I would say no, because it means they're probably going to jack up their labour sell rate to compensate for the extra costs. How ever if they are trying to compete with non-union companies they will probably lose some profit, given that on average unionized employees make $5/hour more than non-unionized. Sources on that stat all come from unions, I choose to believe it but I am pro-union.
Also electriciians getting into the security game probably won't be losing profitibility, but will also be charging a lot more, since the average journeyman in my area makes atleast 1.5 times the average security installer.
Unions always have a higher overhead and burden (15%) for the union
Usually at least 20-35% in ca. (answer) yes always cost more (union scale)
And if you go to the State & Federal websites you will see the P/W scale is much higher
Depends on what Project, Type Project, Where the Project is located, Demographics of the area
Average Example laborer: 12-15.00 normal vs union 25-45.00
After the economy dropped and many of the co's went to lowering the pay scale, and benefits this changed the view of the unions
I would say as a whole that union jobs have kept pace with the economy and protected their investments (their employees)
Not to say I like unions, but they are necessary to protect the workforce
The Common Employeers out their put more on the employees backs, shortened the work week, and went to outsourcing the labor pool, cutting moral, limiting incentives to stay and be a great employee.
This make's a weaker economy and a dumber labor pool, creating an environment of cheep labor or personnel. Requiring More, giving back less.
I'm in Canada, and my number is an average across all unionized employees, not just our industry.
Shocked this discussion has not blown up out of control!
I'm not a Union guy, but they always seem to compete. Usually they are attached to an electrical side. When it is an Union electrical contractor, the same can be said for Merit Shop electrical's, they can win bids by throwing in security and/or low voltage for next to nothing, as long as they win the large electrical package which can be 4-20+ times more than the security package. The low voltage division and security divisions of electrical's usually hate this, but they understand the electrical side is where their company profits and succeeds.
As for a security contractor who calls themselves Union, I would almost call that Union a BS union as it is basically a classification for them to get jobs or compete on jobs. This may be different in New York City, Chicago, Philadelphia and a few other historical union cities, but a majority of states where the Security Integrator is said to be part of a Union...it is just BS. I have seen security companies be Union in certain cities or states but not Union in others. (I'm talking the U.S. here)
If you're going to be a true Union, you should be Union throughout the company. I think a real Union guy would agree.
As for my response to anybody who attacks an electrical company doing security read below.

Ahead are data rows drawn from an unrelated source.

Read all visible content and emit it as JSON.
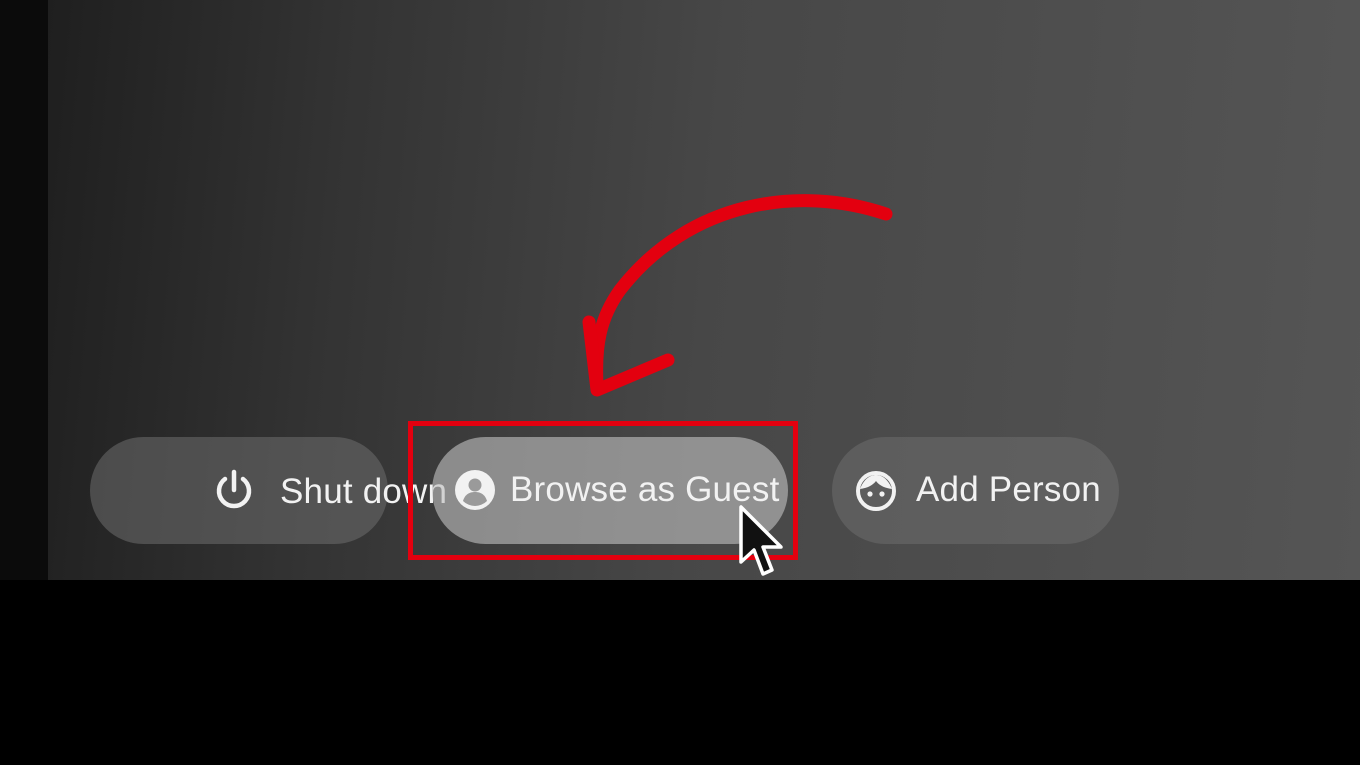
{
  "buttons": {
    "shutdown": {
      "label": "Shut down",
      "icon": "power-icon"
    },
    "guest": {
      "label": "Browse as Guest",
      "icon": "account-circle-icon"
    },
    "add_person": {
      "label": "Add Person",
      "icon": "face-icon"
    }
  },
  "annotation": {
    "color": "#e3000f",
    "target": "guest"
  },
  "colors": {
    "background": "#000000",
    "screen": "#474747",
    "pill": "#6e6e6e",
    "pill_highlighted": "#bebebe",
    "text": "#f2f2f2"
  }
}
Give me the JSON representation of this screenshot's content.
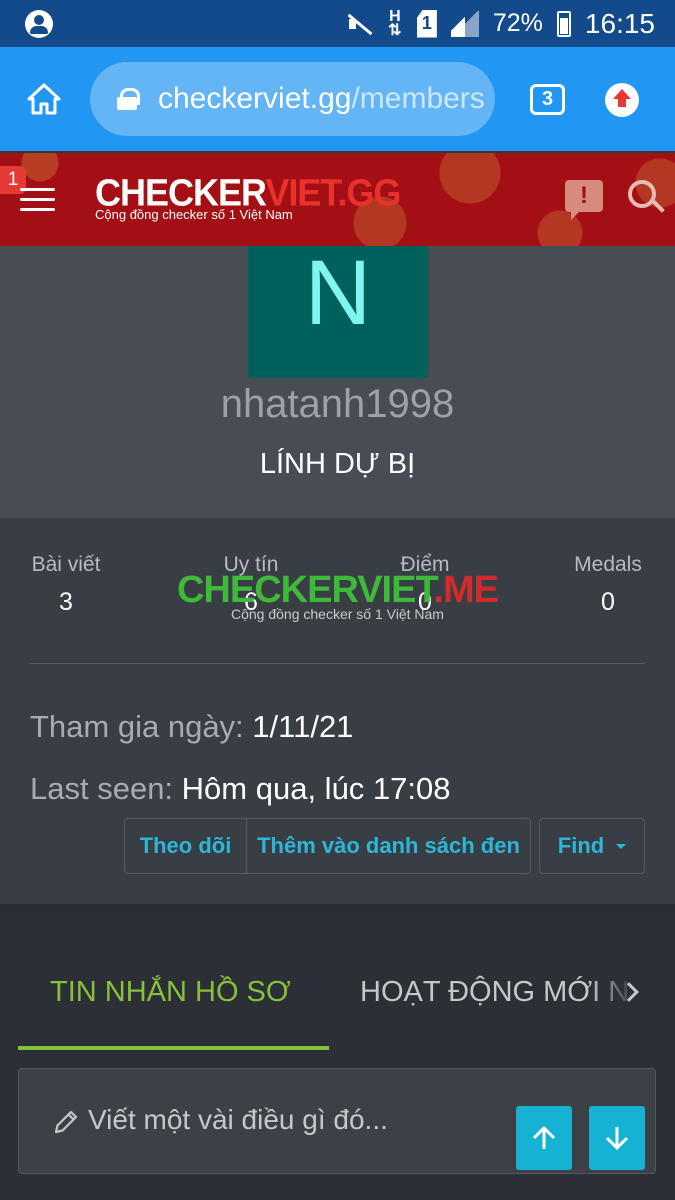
{
  "statusbar": {
    "battery": "72%",
    "time": "16:15",
    "network_h": "H",
    "sim_slot": "1"
  },
  "browser": {
    "url_host": "checkerviet.gg",
    "url_path": "/members",
    "tab_count": "3"
  },
  "header": {
    "notification_count": "1",
    "logo_white": "CHECKER",
    "logo_red": "VIET.GG",
    "logo_tagline": "Cộng đồng checker số 1 Việt Nam"
  },
  "profile": {
    "avatar_letter": "N",
    "username": "nhatanh1998",
    "rank": "LÍNH DỰ BỊ",
    "stats": [
      {
        "label": "Bài viết",
        "value": "3"
      },
      {
        "label": "Uy tín",
        "value": "6"
      },
      {
        "label": "Điểm",
        "value": "0"
      },
      {
        "label": "Medals",
        "value": "0"
      }
    ],
    "joined_label": "Tham gia ngày:",
    "joined_value": "1/11/21",
    "last_seen_label": "Last seen:",
    "last_seen_value": "Hôm qua, lúc 17:08"
  },
  "watermark": {
    "main_green": "CHECKERVIET",
    "main_red": ".ME",
    "sub": "Cộng đồng checker số 1 Việt Nam"
  },
  "actions": {
    "follow": "Theo dõi",
    "block": "Thêm vào danh sách đen",
    "find": "Find"
  },
  "tabs": {
    "active": "TIN NHẮN HỒ SƠ",
    "next": "HOẠT ĐỘNG MỚI N"
  },
  "composer": {
    "placeholder": "Viết một vài điều gì đó..."
  },
  "colors": {
    "browser_blue": "#2196f3",
    "header_red": "#a30f15",
    "accent_green": "#86c13a",
    "link_cyan": "#2ab7d8",
    "avatar_teal": "#00615c"
  }
}
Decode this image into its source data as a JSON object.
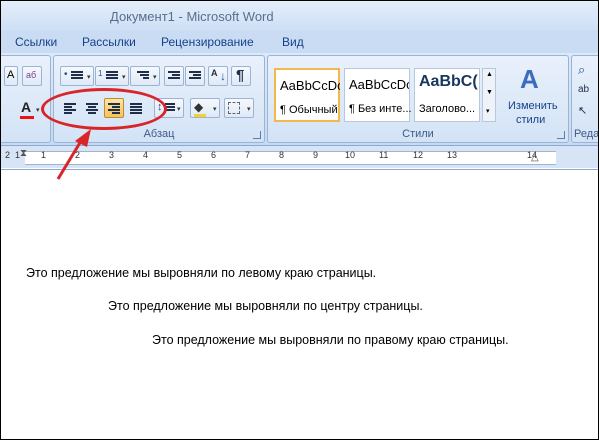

As for security companies that hate Electricals for doing this, put up with it, as that is the way it is. I keep hearing how electricals can't do the job. That could be true for small electrical's, but today the truth is, Electrical's have hired security people to run their security divisions or lead the security team within a low voltage division. It is security people doing the work and not electrical people within these companies.
You are 100% correct. When you have unions and GC in big citys youre markups are limited to 10% and 5% profit and overhead. If you are using unions to install without a GC there are no imposed margin limits. The rub is you have to pay union rates 120 per hour rather than your normal employee wages and overhead.
With the advent od IP cameras we see more work going to EC's with us doing parts and smarts.
Additionally, CWA cost less than IBEW; here in NYC the IBEW is dropping their rates to compete with CWA on a job by job basis. The workers take the lower rate but get a bit disgruntaled at the lower wages. THe EC's typically uses M (5th year apprentice) rated workers than A rated (journeymen) workers. M rated workers earn less than A rate, the result is lower rates all around and less grousing.
The playing field can be level because anyone installing at the site will have to use union labor if the shop is not a unionized shop.